voltage has a value within the base of the area (here between *V _{1} *and

*V*

_{2}). It can be shown that 68% of all the voltage samples in Gaussian noise are smaller than

*V*(between +

_{rms}*V*and

_{rms}*-V*), 95% are less than 2

_{rms}*V*

_{rms}and 99.5% are less than 3

*V*

_{rms}.Note that the maximum average noise power *P _{avemax}* is delivered from a noisy resistor R to a load when the load also has a resistance

*R*as stated by the maximum power transfer theorem.

### Shot Noise

The flow of electrons in a conductor is not a smooth regular process. There are statistical fluctuations in the number of electrons arriving at the terminals of a conductor owing to their discrete nature. Although the average number of arriving electrons, and therefore the average current, remains constant. The randomness of the number of arriving electrons introduces a random fluctuation, noise, in the current.
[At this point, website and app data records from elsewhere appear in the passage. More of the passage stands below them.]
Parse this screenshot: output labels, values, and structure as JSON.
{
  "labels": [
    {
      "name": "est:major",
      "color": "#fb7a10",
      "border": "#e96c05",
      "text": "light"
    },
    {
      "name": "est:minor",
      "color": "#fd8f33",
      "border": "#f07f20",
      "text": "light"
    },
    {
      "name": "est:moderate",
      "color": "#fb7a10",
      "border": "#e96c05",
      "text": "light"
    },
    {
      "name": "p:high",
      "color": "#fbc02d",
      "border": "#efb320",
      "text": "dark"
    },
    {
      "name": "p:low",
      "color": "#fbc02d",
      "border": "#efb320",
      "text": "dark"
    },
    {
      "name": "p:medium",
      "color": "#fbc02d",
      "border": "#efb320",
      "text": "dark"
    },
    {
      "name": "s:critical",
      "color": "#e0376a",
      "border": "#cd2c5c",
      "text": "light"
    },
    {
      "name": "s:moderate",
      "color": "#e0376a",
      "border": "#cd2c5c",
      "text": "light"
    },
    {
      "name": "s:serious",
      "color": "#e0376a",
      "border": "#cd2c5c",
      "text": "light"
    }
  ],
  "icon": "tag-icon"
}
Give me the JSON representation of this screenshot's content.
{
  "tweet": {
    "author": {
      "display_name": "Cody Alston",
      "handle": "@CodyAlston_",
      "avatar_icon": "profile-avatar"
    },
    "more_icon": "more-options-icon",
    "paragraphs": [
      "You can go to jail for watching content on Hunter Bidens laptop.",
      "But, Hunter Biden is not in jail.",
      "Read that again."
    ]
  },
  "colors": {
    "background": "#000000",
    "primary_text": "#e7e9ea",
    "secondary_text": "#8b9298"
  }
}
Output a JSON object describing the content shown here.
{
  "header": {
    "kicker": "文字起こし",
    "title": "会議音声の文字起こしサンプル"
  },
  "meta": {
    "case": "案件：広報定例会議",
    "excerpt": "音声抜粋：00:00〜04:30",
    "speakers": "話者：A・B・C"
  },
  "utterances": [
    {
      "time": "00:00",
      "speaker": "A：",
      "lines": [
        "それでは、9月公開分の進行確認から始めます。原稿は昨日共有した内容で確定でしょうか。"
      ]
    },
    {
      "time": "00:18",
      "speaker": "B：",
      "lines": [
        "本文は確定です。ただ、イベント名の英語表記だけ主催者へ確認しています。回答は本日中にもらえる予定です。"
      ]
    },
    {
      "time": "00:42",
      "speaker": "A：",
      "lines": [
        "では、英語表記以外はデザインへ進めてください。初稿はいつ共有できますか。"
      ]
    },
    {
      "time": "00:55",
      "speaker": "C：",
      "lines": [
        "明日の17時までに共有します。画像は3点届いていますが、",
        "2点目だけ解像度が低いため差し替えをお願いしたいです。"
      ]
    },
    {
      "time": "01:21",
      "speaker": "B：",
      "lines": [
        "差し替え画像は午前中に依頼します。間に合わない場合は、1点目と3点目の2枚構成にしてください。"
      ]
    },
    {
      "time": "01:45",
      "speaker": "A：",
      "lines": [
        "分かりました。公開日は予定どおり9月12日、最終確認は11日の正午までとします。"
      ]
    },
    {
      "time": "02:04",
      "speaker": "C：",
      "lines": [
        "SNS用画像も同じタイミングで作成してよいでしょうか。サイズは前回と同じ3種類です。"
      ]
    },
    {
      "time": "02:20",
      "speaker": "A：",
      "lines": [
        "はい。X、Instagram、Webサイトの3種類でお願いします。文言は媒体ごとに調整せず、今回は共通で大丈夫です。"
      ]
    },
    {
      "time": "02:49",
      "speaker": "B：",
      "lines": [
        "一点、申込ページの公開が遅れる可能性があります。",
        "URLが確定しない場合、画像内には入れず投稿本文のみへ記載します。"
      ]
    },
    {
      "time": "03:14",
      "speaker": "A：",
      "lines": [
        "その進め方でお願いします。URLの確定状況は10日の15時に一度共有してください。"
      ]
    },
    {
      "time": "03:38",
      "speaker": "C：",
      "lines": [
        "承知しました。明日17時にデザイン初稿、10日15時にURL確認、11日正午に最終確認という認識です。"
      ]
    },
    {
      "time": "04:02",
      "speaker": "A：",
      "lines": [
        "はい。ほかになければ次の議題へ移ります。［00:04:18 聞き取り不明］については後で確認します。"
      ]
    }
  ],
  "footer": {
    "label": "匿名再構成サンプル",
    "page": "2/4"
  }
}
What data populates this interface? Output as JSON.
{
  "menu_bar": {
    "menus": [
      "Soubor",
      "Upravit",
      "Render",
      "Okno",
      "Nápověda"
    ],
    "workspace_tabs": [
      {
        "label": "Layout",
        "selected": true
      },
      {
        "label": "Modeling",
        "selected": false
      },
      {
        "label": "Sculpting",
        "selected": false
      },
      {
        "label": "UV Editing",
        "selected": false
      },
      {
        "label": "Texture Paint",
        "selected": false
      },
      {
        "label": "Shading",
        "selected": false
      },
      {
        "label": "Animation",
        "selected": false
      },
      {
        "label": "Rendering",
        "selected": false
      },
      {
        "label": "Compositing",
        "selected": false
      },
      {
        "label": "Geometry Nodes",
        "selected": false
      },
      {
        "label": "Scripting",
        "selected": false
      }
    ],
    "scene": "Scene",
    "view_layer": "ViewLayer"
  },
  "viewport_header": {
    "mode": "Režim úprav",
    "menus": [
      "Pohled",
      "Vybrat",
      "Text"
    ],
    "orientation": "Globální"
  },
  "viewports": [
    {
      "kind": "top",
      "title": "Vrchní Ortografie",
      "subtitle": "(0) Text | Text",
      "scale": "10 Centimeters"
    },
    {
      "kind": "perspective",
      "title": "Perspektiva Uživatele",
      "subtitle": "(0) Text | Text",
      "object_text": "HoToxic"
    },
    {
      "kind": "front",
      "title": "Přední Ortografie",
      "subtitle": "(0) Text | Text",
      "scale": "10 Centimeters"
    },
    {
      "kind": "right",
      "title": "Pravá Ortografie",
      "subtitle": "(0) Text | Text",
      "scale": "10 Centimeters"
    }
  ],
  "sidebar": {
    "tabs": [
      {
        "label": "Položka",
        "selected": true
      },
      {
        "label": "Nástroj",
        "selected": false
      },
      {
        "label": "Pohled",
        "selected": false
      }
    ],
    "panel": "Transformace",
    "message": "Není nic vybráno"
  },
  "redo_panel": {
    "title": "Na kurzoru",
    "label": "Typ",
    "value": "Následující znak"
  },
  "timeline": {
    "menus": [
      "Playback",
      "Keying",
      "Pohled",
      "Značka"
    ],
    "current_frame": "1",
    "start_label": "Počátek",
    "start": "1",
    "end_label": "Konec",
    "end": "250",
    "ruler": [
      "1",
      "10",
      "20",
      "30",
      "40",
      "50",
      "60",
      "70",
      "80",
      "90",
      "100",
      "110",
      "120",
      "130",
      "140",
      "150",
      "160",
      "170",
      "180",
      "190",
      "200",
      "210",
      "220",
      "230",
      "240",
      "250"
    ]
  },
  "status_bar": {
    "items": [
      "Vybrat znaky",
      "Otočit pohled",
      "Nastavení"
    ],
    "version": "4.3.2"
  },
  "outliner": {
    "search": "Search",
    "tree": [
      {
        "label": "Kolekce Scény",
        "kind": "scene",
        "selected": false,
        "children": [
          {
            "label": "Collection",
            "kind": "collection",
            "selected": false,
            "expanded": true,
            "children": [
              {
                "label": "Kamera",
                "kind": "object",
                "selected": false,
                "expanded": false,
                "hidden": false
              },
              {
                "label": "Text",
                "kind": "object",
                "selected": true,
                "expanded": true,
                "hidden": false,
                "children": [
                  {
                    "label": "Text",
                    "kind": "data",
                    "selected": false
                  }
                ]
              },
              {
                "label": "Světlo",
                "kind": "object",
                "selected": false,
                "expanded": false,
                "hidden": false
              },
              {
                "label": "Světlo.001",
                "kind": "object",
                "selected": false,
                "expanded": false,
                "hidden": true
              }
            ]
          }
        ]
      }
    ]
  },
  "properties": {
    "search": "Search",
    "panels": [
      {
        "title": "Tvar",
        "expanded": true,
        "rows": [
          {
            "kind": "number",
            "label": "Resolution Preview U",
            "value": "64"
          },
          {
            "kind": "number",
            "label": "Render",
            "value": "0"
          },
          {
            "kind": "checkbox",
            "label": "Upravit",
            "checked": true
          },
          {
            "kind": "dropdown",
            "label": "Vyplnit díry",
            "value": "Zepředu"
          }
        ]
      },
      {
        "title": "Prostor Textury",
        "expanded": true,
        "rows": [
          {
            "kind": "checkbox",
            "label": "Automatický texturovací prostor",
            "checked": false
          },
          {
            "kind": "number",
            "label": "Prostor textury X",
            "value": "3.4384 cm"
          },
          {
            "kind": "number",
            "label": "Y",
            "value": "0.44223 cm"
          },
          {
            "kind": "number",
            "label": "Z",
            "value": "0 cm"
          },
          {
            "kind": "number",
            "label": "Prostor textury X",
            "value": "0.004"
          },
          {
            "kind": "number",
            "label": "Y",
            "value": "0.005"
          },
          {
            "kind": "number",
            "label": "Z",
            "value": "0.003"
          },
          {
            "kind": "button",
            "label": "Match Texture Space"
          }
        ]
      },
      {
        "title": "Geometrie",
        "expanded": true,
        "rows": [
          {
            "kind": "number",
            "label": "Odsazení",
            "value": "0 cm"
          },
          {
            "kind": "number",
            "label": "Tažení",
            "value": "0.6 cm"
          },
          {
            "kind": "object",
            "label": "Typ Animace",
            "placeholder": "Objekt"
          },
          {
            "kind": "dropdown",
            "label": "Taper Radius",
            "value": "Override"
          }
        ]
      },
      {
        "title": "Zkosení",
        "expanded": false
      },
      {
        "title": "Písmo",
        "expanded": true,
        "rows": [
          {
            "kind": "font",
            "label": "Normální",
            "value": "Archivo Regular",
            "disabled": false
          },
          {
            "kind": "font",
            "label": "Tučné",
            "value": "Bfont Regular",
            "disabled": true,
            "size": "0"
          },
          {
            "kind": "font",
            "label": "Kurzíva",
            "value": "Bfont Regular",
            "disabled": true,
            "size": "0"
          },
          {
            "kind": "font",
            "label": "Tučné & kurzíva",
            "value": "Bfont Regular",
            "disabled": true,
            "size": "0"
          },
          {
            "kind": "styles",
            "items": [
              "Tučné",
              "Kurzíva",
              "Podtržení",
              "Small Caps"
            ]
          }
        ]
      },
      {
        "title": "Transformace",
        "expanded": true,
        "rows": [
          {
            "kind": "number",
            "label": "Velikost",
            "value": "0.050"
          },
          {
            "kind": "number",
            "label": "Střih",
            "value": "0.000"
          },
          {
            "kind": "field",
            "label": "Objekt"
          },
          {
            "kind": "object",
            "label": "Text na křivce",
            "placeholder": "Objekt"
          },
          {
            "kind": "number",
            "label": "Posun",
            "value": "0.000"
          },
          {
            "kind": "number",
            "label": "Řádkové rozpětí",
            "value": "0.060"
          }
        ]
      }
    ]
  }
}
This noise is a function of the average current *I _{dc}* The noise current is expressed in terms of its rms value

*I*as.

_{snrms}where q is the charge of an electron (1.6 x 10^{-19} coulomb) and *B* is the bandwidth over which the noise is measured in Hz. Shot noise, as thermal noise, is white and has a Gaussian distribution of magnitude.

### Galactic Noise

Electromagnetic emissions from distant stars etc. are picked up by the aerials of satellite and other communication systems. These signals are not wanted by the users of these systems and therefore they are termed noise. Different amounts of noise are received from different parts of the sky.

### Flicker, Excess Or 1/f Noise

More noise is measured in resistors and semiconductors than would be expected by calculations of the thermal noise and the shot noise. This noise is called the excess noise. The mechanisms producing this noise are complex and only partly understood (see Fish, 1993). It is known to depend on the construction of devices. Therefore, it can be minimized by the appropriate choice of components. Flicker noise has a higher magnitude at low frequencies. It is sometimes called pink noise, in comparison to the uniformly distributed white noise. The power density varies inversely with frequency, hence its other name *1/f* noise.